- **Task item**
Copy every entry below, exactly and in full.

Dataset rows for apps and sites
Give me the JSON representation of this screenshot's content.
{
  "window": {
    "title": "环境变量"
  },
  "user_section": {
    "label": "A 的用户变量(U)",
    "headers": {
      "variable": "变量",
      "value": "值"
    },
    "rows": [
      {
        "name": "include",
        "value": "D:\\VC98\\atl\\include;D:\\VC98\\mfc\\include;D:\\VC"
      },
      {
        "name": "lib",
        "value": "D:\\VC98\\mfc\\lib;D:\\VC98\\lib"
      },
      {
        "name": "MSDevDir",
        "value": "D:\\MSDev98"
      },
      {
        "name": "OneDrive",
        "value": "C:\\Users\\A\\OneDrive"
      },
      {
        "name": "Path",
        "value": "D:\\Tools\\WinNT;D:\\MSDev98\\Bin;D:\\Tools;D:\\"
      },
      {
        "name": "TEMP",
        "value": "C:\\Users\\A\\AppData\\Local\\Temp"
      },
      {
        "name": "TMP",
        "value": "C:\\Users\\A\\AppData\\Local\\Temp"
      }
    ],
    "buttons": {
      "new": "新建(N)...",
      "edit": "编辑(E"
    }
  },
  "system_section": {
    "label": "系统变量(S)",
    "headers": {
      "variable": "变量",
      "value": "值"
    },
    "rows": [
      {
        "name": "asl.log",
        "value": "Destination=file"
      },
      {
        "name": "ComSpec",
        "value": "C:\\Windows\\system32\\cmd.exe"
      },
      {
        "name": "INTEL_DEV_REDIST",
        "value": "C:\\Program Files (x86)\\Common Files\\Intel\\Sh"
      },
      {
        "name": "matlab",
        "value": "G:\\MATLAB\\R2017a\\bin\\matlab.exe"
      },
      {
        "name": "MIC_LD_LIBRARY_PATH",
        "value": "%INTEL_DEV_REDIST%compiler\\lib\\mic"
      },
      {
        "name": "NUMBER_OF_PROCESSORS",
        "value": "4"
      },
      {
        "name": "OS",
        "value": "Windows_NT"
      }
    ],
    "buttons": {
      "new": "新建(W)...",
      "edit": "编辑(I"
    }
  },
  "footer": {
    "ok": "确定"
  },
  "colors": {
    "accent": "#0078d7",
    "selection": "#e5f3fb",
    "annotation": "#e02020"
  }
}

- **Solution for this exercise**
Give me the JSON representation of this screenshot's content.
{
  "window": {
    "title": "环境变量"
  },
  "user_section": {
    "label": "A 的用户变量(U)",
    "headers": {
      "variable": "变量",
      "value": "值"
    },
    "rows": [
      {
        "name": "include",
        "value": "D:\\VC98\\atl\\include;D:\\VC98\\mfc\\include;D:\\VC"
      },
      {
        "name": "lib",
        "value": "D:\\VC98\\mfc\\lib;D:\\VC98\\lib"
      },
      {
        "name": "MSDevDir",
        "value": "D:\\MSDev98"
      },
      {
        "name": "OneDrive",
        "value": "C:\\Users\\A\\OneDrive"
      },
      {
        "name": "Path",
        "value": "D:\\Tools\\WinNT;D:\\MSDev98\\Bin;D:\\Tools;D:\\"
      },
      {
        "name": "TEMP",
        "value": "C:\\Users\\A\\AppData\\Local\\Temp"
      },
      {
        "name": "TMP",
        "value": "C:\\Users\\A\\AppData\\Local\\Temp"
      }
    ],
    "buttons": {
      "new": "新建(N)...",
      "edit": "编辑(E"
    }
  },
  "system_section": {
    "label": "系统变量(S)",
    "headers": {
      "variable": "变量",
      "value": "值"
    },
    "rows": [
      {
        "name": "asl.log",
        "value": "Destination=file"
      },
      {
        "name": "ComSpec",
        "value": "C:\\Windows\\system32\\cmd.exe"
      },
      {
        "name": "INTEL_DEV_REDIST",
        "value": "C:\\Program Files (x86)\\Common Files\\Intel\\Sh"
      },
      {
        "name": "matlab",
        "value": "G:\\MATLAB\\R2017a\\bin\\matlab.exe"
      },
      {
        "name": "MIC_LD_LIBRARY_PATH",
        "value": "%INTEL_DEV_REDIST%compiler\\lib\\mic"
      },
      {
        "name": "NUMBER_OF_PROCESSORS",
        "value": "4"
      },
      {
        "name": "OS",
        "value": "Windows_NT"
      }
    ],
    "buttons": {
      "new": "新建(W)...",
      "edit": "编辑(I"
    }
  },
  "footer": {
    "ok": "确定"
  },
  "colors": {
    "accent": "#0078d7",
    "selection": "#e5f3fb",
    "annotation": "#e02020"
  }
}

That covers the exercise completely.